Detection of pathogenic bacteria during rhinovirus infection is associated with increased respiratory symptoms and asthma exacerbations

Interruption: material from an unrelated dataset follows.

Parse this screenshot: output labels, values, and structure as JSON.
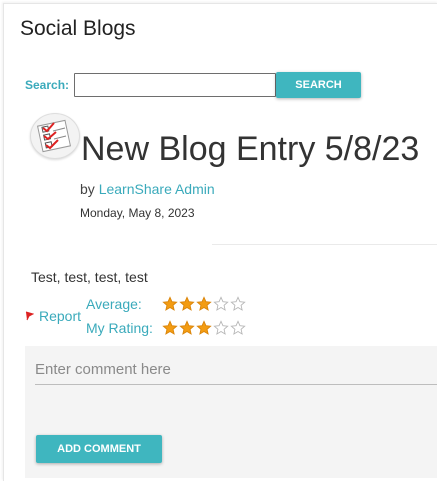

BACKGROUND: Detection of either viral or bacterial pathogens is associated with wheezing in children; however, the influence of both bacteria and viruses on illness symptoms has not been described. OBJECTIVE: We evaluated bacterial detection during the peak rhinovirus season in children with and without asthma to determine whether an association exists between bacterial infection and the severity of rhinovirus-induced illnesses. METHODS: Three hundred eight children (166 with asthma and 142 without asthma) aged 4 to 12 years provided 5 consecutive weekly nasal samples during September and scored cold and asthma symptoms daily. Viral diagnostics and quantitative PCR for Streptococcus pneumoniae, Haemophilus influenzae, and Moraxella catarrhalis were performed on all nasal samples. RESULTS: Detection rates were 53%, 17%, and 11% for H influenzae, S pneumoniae, and M catarrhalis, respectively, with detection of rhinovirus increasing the risk of detecting bacteria within the same sample (odds ratio [OR], 2.0; 95% CI, 1.4-2.7; P < .0001) or the following week (OR, 1.6; 95% CI, 1.1-2.4; P = .02). In the absence of rhinovirus, S pneumoniae was associated with increased cold symptoms (mean, 2.7 [95% CI, 2.0-3.5] vs 1.8 [95% CI, 1.5-2.2]; P = .006) and moderate asthma exacerbations (18% [95% CI, 12% to 27%] vs 9.2% [95% CI, 6.7% to 12%]; P = .006). In the presence of rhinovirus, S pneumoniae was associated with increased moderate asthma exacerbations (22% [95% CI, 16% to 29%] vs 15% [95% CI, 11% to 20%]; P = .01). Furthermore, M catarrhalis detected alongside rhinovirus increased the likelihood of experiencing cold symptoms, asthma symptoms, or both compared with isolated detection of rhinovirus (OR, 2.0 [95% CI, 1.0-4.1]; P = .04). Regardless of rhinovirus status, H influenzae was not associated with respiratory symptoms. CONCLUSION: Rhinovirus infection enhances detection of specific bacterial pathogens in children with and without asthma. Furthermore, these findings suggest that M catarrhalis and S pneumoniae contribute to the severity of respiratory tract illnesses, including asthma exacerbations.

Journal of Allergy & Clinical Immunology